Why do lesbians and gay men want the right to marry? One reason is equal rights. For centuries, the dominant culture ensured that there was only one love: heterosexual. Opponents of same-sex marriage have selective historical memory when it comes to the iniquities that lesbians and gay men have faced in Canada. They also choose to ignore the fact that discrimination continues to exist in the form of verbal and physical violence perpetrated against the country’s queer citizens.
Another reason for the right to marry is love. To publicly exchange marriage vows is the foundation of an enduring commitment. The desire to form a lifelong bond with a spouse is innate. It can no more be the exclusive property of hetero-sexual people than love can be.
Why is there opposition to civil same-sex marriage?
Religious freedom, say its opponents. Bill C-38 swiftly deals with this argument. It guarantees that in the case of marriage of same-sex couples, no religious official will be forced to perform marriage that is contrary to their belief. Although this caveat solves the issue of religious freedom, some Members Of Parliament still insist that voting for same-sex marriage is a vote against their religion. Since when were MPs mandated to bring their own personal religious views into the mix?
The religious complaint also entirely ignores the fact that in 2003, the United Church Of Canada voted overwhelmingly to endorse same-sex marriages. The church went further and requested that Parliament recognize same-sex marriage in the same way that it does heterosexual marriage.
Many MPs who want to vote against same-sex marriage are pulling out a final trump card: they are voting according to the will of their constituents. In many cases, they are saying that the people they represent have voiced clear opposition to same-sex marriage. This, they claim, is enough for them to vote against Canada’s Charter Of Rights And Freedoms.
Whether the origins are religion- or opinion-based, opposition to same-sex marriage is homophobic, plain and simple.
There is much discussion about how the vote is split along party lines with the Conservatives almost entirely against same-sex marriage, the Liberals split and the NDP and Bloc Québecois almost entirely in favour of it. But opinion is not only divided among political parties, it is also clearly and strikingly demarcated along geographical lines.
The same-sex marriage vote by geographical area shows regionalism in Canada at its finest. MPs from British Columbia are split on the issue; about 80 percent of MPs from the prairies are voting against it; roughly 60 percent of Ontario MPs are voting for it; 99 percent of Quebec MPs are voting for it; and MPs from the Maritimes and territories are largely split on the vote.
Less than one percent of Quebec’s MPs will be voting against Bill C-38. Almost a quarter of Canada’s population resides in Quebec. Of all Canadians, Quebecers are most overwhelmingly in favour of same-sex marriage, with Ontarians following close behind. Beyond a doubt, Quebec is charting the course for same-sex marriage in Canada.
Equal rights for the gays and lesbians of Quebec began as early as 1974 when groups lobbied for the inclusion of sexual orientation in the province’s human rights charter.

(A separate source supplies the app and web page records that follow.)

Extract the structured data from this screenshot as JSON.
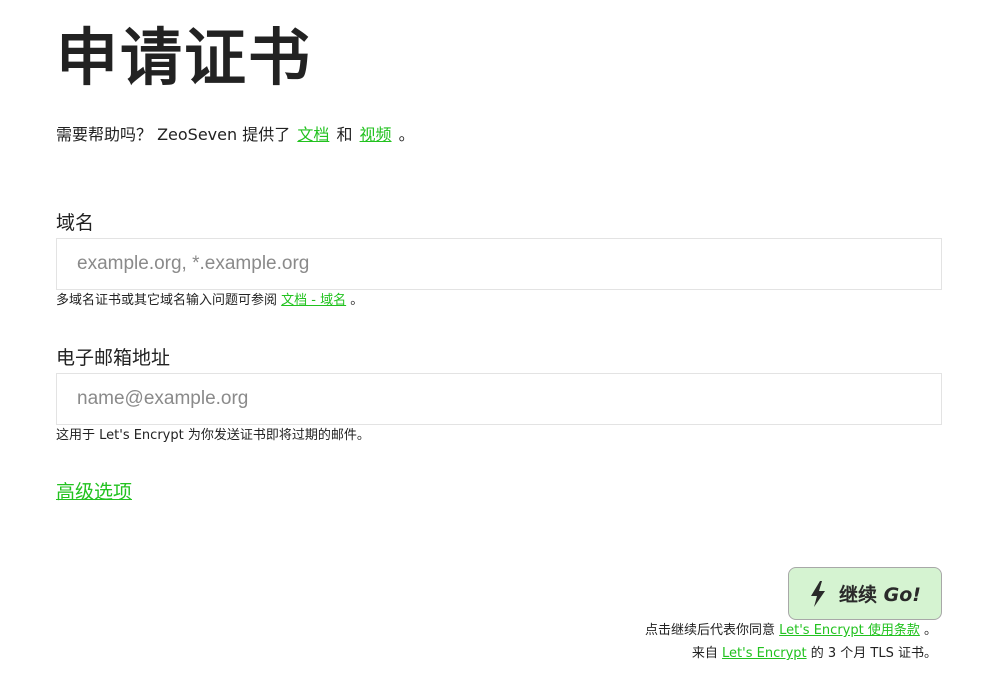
{
  "title": "申请证书",
  "help": {
    "prefix": "需要帮助吗？ ZeoSeven 提供了",
    "docs_link": "文档",
    "and": "和",
    "video_link": "视频",
    "suffix": "。"
  },
  "domain_field": {
    "label": "域名",
    "placeholder": "example.org, *.example.org",
    "value": "",
    "hint_prefix": "多域名证书或其它域名输入问题可参阅",
    "hint_link": "文档 - 域名",
    "hint_suffix": "。"
  },
  "email_field": {
    "label": "电子邮箱地址",
    "placeholder": "name@example.org",
    "value": "",
    "hint": "这用于 Let's Encrypt 为你发送证书即将过期的邮件。"
  },
  "advanced_link": "高级选项",
  "continue_button": {
    "label": "继续",
    "label_en": "Go!",
    "icon": "lightning-bolt-icon"
  },
  "agreement": {
    "line1_prefix": "点击继续后代表你同意",
    "line1_link": "Let's Encrypt 使用条款",
    "line1_suffix": "。",
    "line2_prefix": "来自",
    "line2_link": "Let's Encrypt",
    "line2_suffix": "的 3 个月 TLS 证书。"
  },
  "colors": {
    "link": "#22c21f",
    "button_bg": "#d5f3d1",
    "text": "#222222"
  }
}
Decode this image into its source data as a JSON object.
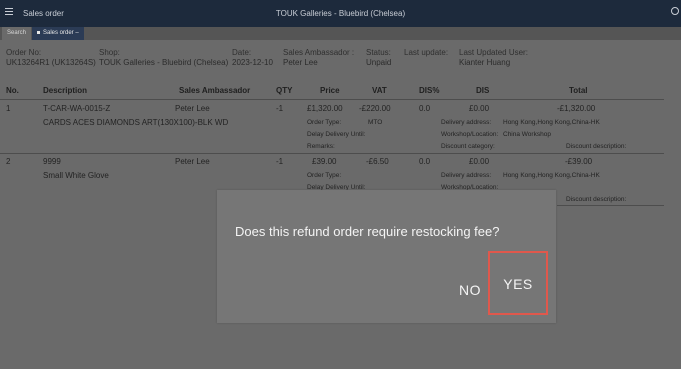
{
  "topbar": {
    "app_title": "Sales order",
    "window_title": "TOUK Galleries - Bluebird (Chelsea)"
  },
  "tabs": {
    "search": "Search",
    "active": "Sales order",
    "active_suffix": "–"
  },
  "header": {
    "order_no_label": "Order No:",
    "order_no_value": "UK13264R1 (UK13264S)",
    "shop_label": "Shop:",
    "shop_value": "TOUK Galleries - Bluebird (Chelsea)",
    "date_label": "Date:",
    "date_value": "2023-12-10",
    "ambassador_label": "Sales Ambassador :",
    "ambassador_value": "Peter Lee",
    "status_label": "Status:",
    "status_value": "Unpaid",
    "last_update_label": "Last update:",
    "last_user_label": "Last Updated User:",
    "last_user_value": "Kianter Huang"
  },
  "table": {
    "columns": [
      "No.",
      "Description",
      "Sales Ambassador",
      "QTY",
      "Price",
      "VAT",
      "DIS%",
      "DIS",
      "Total"
    ],
    "rows": [
      {
        "no": "1",
        "code": "T-CAR-WA-0015-Z",
        "ambassador": "Peter Lee",
        "qty": "-1",
        "price": "£1,320.00",
        "vat": "-£220.00",
        "dis_pct": "0.0",
        "dis": "£0.00",
        "total": "-£1,320.00",
        "desc": "CARDS ACES DIAMONDS ART(130X100)-BLK WD",
        "order_type_label": "Order Type:",
        "order_type_value": "MTO",
        "delivery_address_label": "Delivery address:",
        "delivery_address_value": "Hong Kong,Hong Kong,China-HK",
        "delay_label": "Delay Delivery Until:",
        "workshop_label": "Workshop/Location:",
        "workshop_value": "China Workshop",
        "remarks_label": "Remarks:",
        "discount_cat_label": "Discount category:",
        "discount_desc_label": "Discount description:"
      },
      {
        "no": "2",
        "code": "9999",
        "ambassador": "Peter Lee",
        "qty": "-1",
        "price": "£39.00",
        "vat": "-£6.50",
        "dis_pct": "0.0",
        "dis": "£0.00",
        "total": "-£39.00",
        "desc": "Small White Glove",
        "order_type_label": "Order Type:",
        "delivery_address_label": "Delivery address:",
        "delivery_address_value": "Hong Kong,Hong Kong,China-HK",
        "delay_label": "Delay Delivery Until:",
        "workshop_label": "Workshop/Location:",
        "discount_desc_label": "Discount description:"
      }
    ]
  },
  "dialog": {
    "message": "Does this refund order require restocking fee?",
    "no_label": "NO",
    "yes_label": "YES",
    "highlight_color": "#e0584c"
  }
}
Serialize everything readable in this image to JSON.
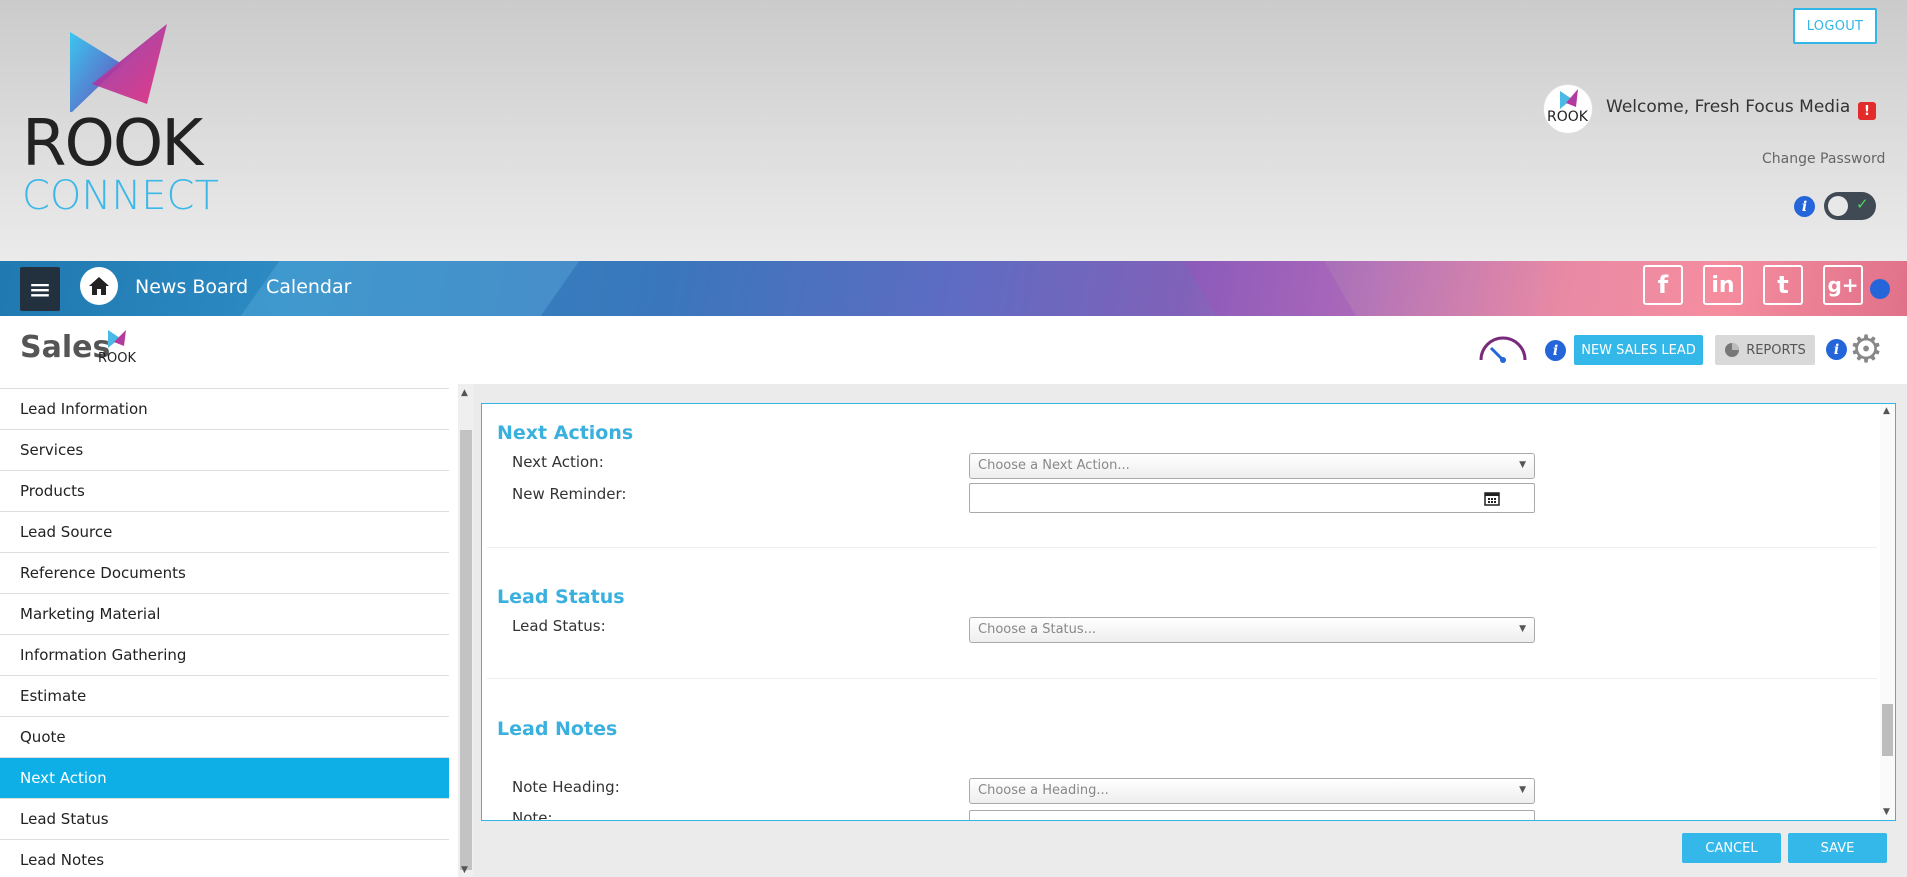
{
  "header": {
    "logo_line1": "ROOK",
    "logo_line2": "CONNECT",
    "logout_label": "LOGOUT",
    "welcome_text": "Welcome, Fresh Focus Media",
    "change_password": "Change Password",
    "alert_glyph": "!",
    "avatar_text": "ROOK"
  },
  "nav": {
    "items": [
      "News Board",
      "Calendar"
    ],
    "social": [
      "f",
      "in",
      "t",
      "g+"
    ]
  },
  "sales": {
    "title": "Sales",
    "new_lead_label": "NEW SALES LEAD",
    "reports_label": "REPORTS"
  },
  "sidebar": {
    "items": [
      "Lead Information",
      "Services",
      "Products",
      "Lead Source",
      "Reference Documents",
      "Marketing Material",
      "Information Gathering",
      "Estimate",
      "Quote",
      "Next Action",
      "Lead Status",
      "Lead Notes"
    ],
    "active": "Next Action"
  },
  "form": {
    "next_actions": {
      "title": "Next Actions",
      "next_action_label": "Next Action:",
      "next_action_placeholder": "Choose a Next Action...",
      "new_reminder_label": "New Reminder:"
    },
    "lead_status": {
      "title": "Lead Status",
      "label": "Lead Status:",
      "placeholder": "Choose a Status..."
    },
    "lead_notes": {
      "title": "Lead Notes",
      "note_heading_label": "Note Heading:",
      "note_heading_placeholder": "Choose a Heading...",
      "note_label": "Note:"
    }
  },
  "footer": {
    "cancel_label": "CANCEL",
    "save_label": "SAVE"
  },
  "colors": {
    "accent": "#33b8e9",
    "active_item": "#0eaee6",
    "info_icon": "#2466d9",
    "alert": "#e42b2b"
  }
}
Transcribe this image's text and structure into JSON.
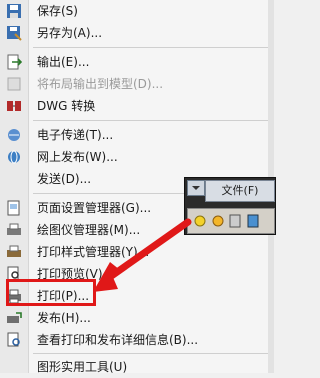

This was the first appearance of a Canadian gay rights movement before a legislative body. In 1977, Quebec was the first province in Canada to pass a gay civil rights law to include sexual orientation in its Human Rights Code. The law made it illegal to discriminate against gays and lesbians in housing, public accommodation and employment.
The ’70s was also a time when the Quebec separatist movement was mounting. Links were created between the separatists and the gay rights movement, both of which were seeking liberation. It was this commonality that got in the way of Quebec gays and lesbians lobbying at a federal political level in subsequent years.
Perhaps most interesting is the fact that the institution that exercised the greatest influence and has had the most impact on Quebec society is the Catholic Church. It seems, though, that the Church in Quebec has no influence where same-sex marriage is concerned.
This is because the same-sex marriage issue is not about religion. It is about regionalism. It is about culture. It is about society. It is not about where political parties stand, but where the parties are from. Quebec will ensure that Bill C-38 is passed. When it does, this may be the only time that Canadians who care about human rights will celebrate the fact that Quebec voted Oui.